Try probiotics. These “friendly” bacteria help keep colon inflammation at bay. Three times a week, eat eight ounces of plain yogurt with “live cultures” or take a probiotic supplement containing at least five billion units of acidophilus and 2.5 billion units of bifidus.
If you are diagnosed with diverticulitis…
Drink tea. Most doctors recommend a liquid diet, including water, soup and juice, for three or four days. To reduce abdominal pain and speed healing, include tea made from peppermint, slippery elm and marshmallow root. What to do: Blend equal parts by weight of each herb (chopped, shredded or powdered), and use two teaspoons of the mix per 10 ounces of boiling water.

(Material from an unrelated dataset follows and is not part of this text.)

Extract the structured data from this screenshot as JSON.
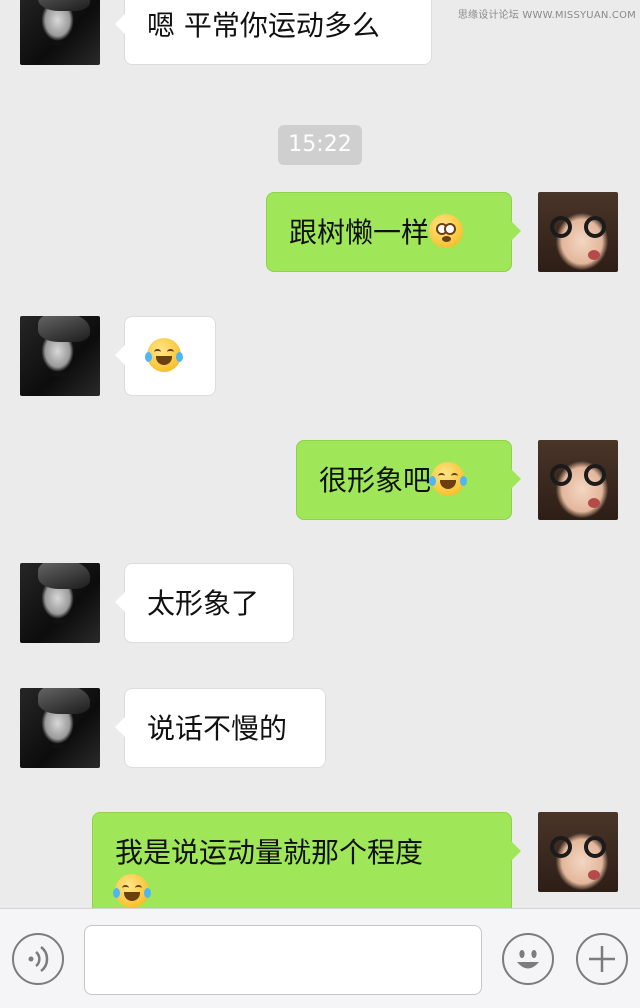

Have up to one quart of the tea daily.
Take Oregon grape root. This herb has a sedating and antiseptic effect on the gastrointestinal tract and will ease cramping and reduce inflammation. Take 60 drops of Oregon grape root tincture in two ounces of water on an empty stomach, three times a day for up to seven days. If you have abdominal pain and a fever of 101°F or higher, rectal bleeding… or even mild abdominal pain that lasts for more than two days, see your doctor — each could signal an ailment that needs medical attention.